The technique of Matrix-Associated Autologous Chondrocyte Implantation (MACI) involves the removal of a small piece of cartilage from a non-weight bearing area of the joint, such as the knee. It is shipped to a laboratory, where the harvested cartilage cells are grown on a membrane. The membrane sheet that results can then be cut to precisely fit the defect. There are several similar procedures that currently show promise in clinical trials.
Cartilage repair and restoration through transplantation is extraordinarily successful. In MACI implants, 85% integrate with the existing cartilage. Up to 88% of patients who undergo the procedure return to an active and even athletic life.
Autograft and allograft transplants have become primary treatment strategies for younger athletes with damaged cartilage. None of the cartilage repair and restoration techniques are intended to repair the damage caused by widespread osteoarthritis. In-network insurance coverage for a single-knee allograft ranges from $14,000-15,000.
Autografts are slightly less costly. Prices for MACI range from $40,000 upward.
Educated providers and patients
The booming industry of regenerative medicine has, until recently, been mostly unregulated. For this reason, it is essential that health care providers and health care consumers separate the research performed by reputable institutions from the claims made by some for-profit clinics that promote therapies of questionable value.
Although the full extent of its benefits has not been fully understood yet, regenerative medicine has shown great promise, particularly in the area of pain relief involving joints.
MARK SANNA, DC, ACRB Level II, FICC, is a member of the Chiropractic Summit and a board member of the Foundation for Chiropractic Progress.
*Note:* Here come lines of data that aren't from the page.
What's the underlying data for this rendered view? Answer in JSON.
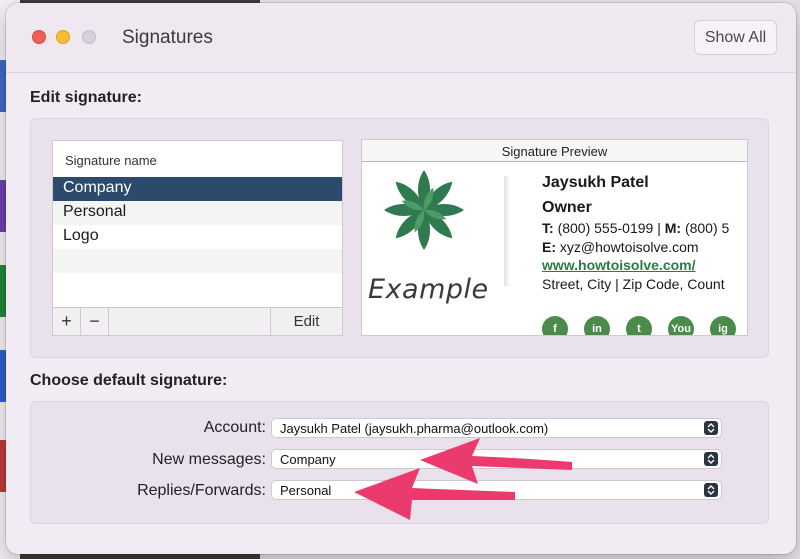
{
  "window": {
    "title": "Signatures",
    "show_all_label": "Show All"
  },
  "edit_signature": {
    "section_label": "Edit signature:",
    "list_header": "Signature name",
    "items": [
      {
        "label": "Company",
        "selected": true
      },
      {
        "label": "Personal",
        "selected": false
      },
      {
        "label": "Logo",
        "selected": false
      }
    ],
    "add_label": "+",
    "remove_label": "−",
    "edit_label": "Edit"
  },
  "preview": {
    "header": "Signature Preview",
    "logo_text": "Example",
    "name": "Jaysukh Patel",
    "role": "Owner",
    "phone_label_t": "T:",
    "phone_t": "(800) 555-0199 |",
    "phone_label_m": "M:",
    "phone_m": "(800) 5",
    "email_label": "E:",
    "email": "xyz@howtoisolve.com",
    "website": "www.howtoisolve.com/",
    "address": "Street, City | Zip Code, Count",
    "social": [
      "f",
      "in",
      "t",
      "You",
      "ig"
    ],
    "accent_color": "#2c7a45"
  },
  "default_signature": {
    "section_label": "Choose default signature:",
    "account_label": "Account:",
    "account_value": "Jaysukh Patel (jaysukh.pharma@outlook.com)",
    "new_messages_label": "New messages:",
    "new_messages_value": "Company",
    "replies_label": "Replies/Forwards:",
    "replies_value": "Personal"
  },
  "annotation": {
    "arrow_color": "#ea3a6e"
  }
}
He is the president and CEO of Breakthrough Coaching and can be reached at mybreakthrough.com or 800-723-8423.